Church Staff, Don’t Waste Your 9 to 5!
It took me six years to get a four-year degree in youth ministry. I really earned that degree. I got the most out of the money I spent (I kid, I kid). After College I went to seminary and received a Masters in Divinity. This time, I got a three-year degree in two years. I had to make up for some lost time.
I remember my first job after graduation. I had a lot of education for ministry – and yet I didn’t have a fat clue how to do a funeral, wedding, run a staff meeting, oversee a budget or think strategically. But I sure could preach a fantastic sermon.
What did a pay for in my education? Theology… mostly.
When I first started full time ministry I remember staring blankly at my computer screen wondering what do I do with my time? I’ve worked at multiple churches and not once was I taught how to do the job I was hired for. I enjoyed the freedom, but I lacked the understanding to know what I needed to get done.
I filled my time with planning events because it gave me something to do. Other times I allowed others needs to dictate how I spent my time. I spent a lot of time putting out other people fires. I enjoy helping people, but the issue is that I wasn’t teaching them to put out their own fires.
I was working in ministry, but I rarely worked on the ministry. I did a bunch of stuff, but rarely did I spend time working on strategically making the ministry better. Being busy doesn’t mean we are productive.
I wanted more than that. I wanted to know that my 9 to 5 in the office is truly making a difference. I wanted to leave each week feeling energized because of what I’ve accomplished. Can you relate?
How to get the most of your 9 to 5 on Church staff
The key to getting the most out of your 9 to 5 is to find your sweet spot. That is, you want to spend most of your time working on the things that you do best.
A little phrase I’ve adopted is “work on what I do best and delegate the rest.’
Things that I am not good at still need to get done. I cannot ignore them, but it doesn’t mean that I have to do it all. Whether you are a church planter, student pastor, church staff or lead pastor you can apply this.
Six years ago, when I planted the church I’m pastoring, I had no one. No staff, no money, and no one to listen to me whine. Quickly, I found people to come along side me who I could delegate some of the responsibility to. For almost two years we had a full-time volunteer admin, a full-time volunteer kids director and other various part-time volunteers.
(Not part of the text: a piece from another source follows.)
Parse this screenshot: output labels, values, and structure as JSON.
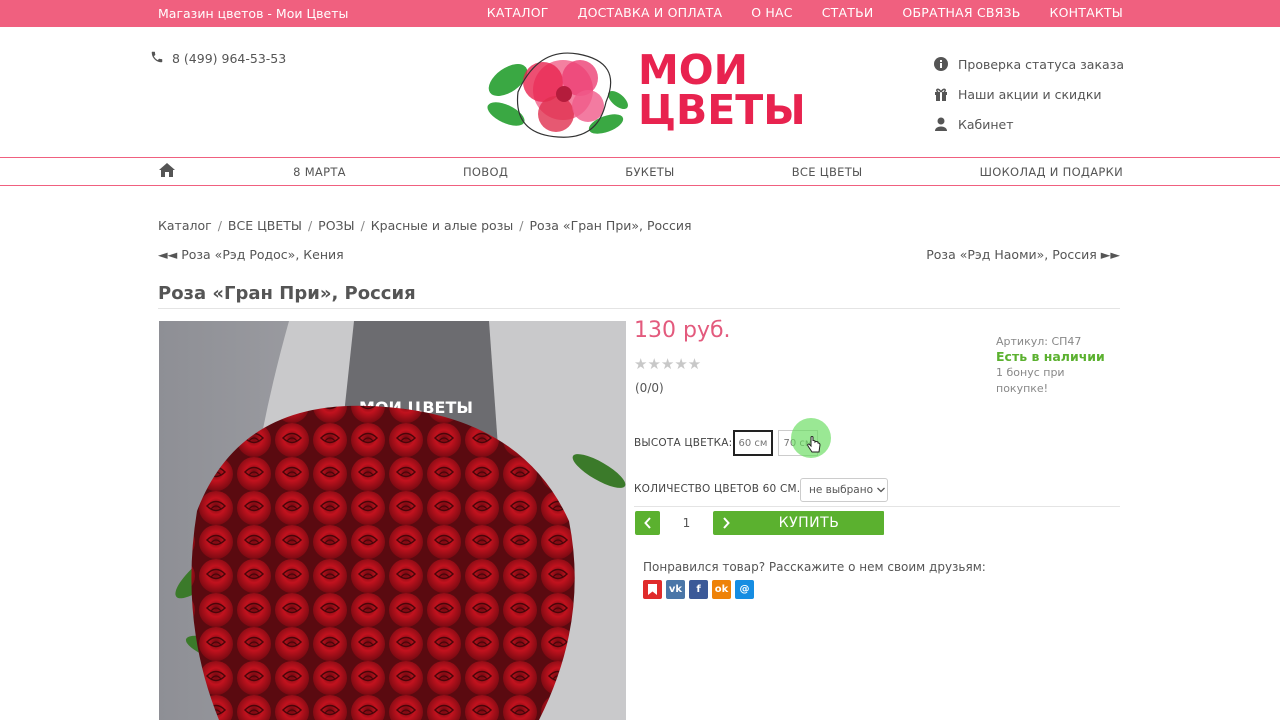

I began to invest in others and empower leaders. I started book clubs. I met with people who have potential and we would go through a strategic book together. I taught them to lead and own what they are good at.
I knew what I did best. No one was coming to my church because of my admin skills. No one was coming because of my singing. Preaching is the best thing I bring to my church. I still over see other things. I still have to make sure other things are getting done, but my church is at its best when I work on what I am best at.
To help ensure I work on what I can only do, I plan out my schedule around what I do best and delegate the rest.
It’s not that I am above doing admin work or getting my hands dirty. There are times where I jump in and help others in areas I’m not great at – however, I typically have to fire myself when I do this.
Often pastors think they have to function like a swiss army knife. That is, they feel like they have to be able to do it all. That is a lie. It’s actually counter to how God created you. God intentionally left out some of the spiritual gifts, so you would have to rely on others. There is someone who loves to do what you hate doing. Find them. Recruit them. And then empower them to do the work of ministry. Then do only what you can do.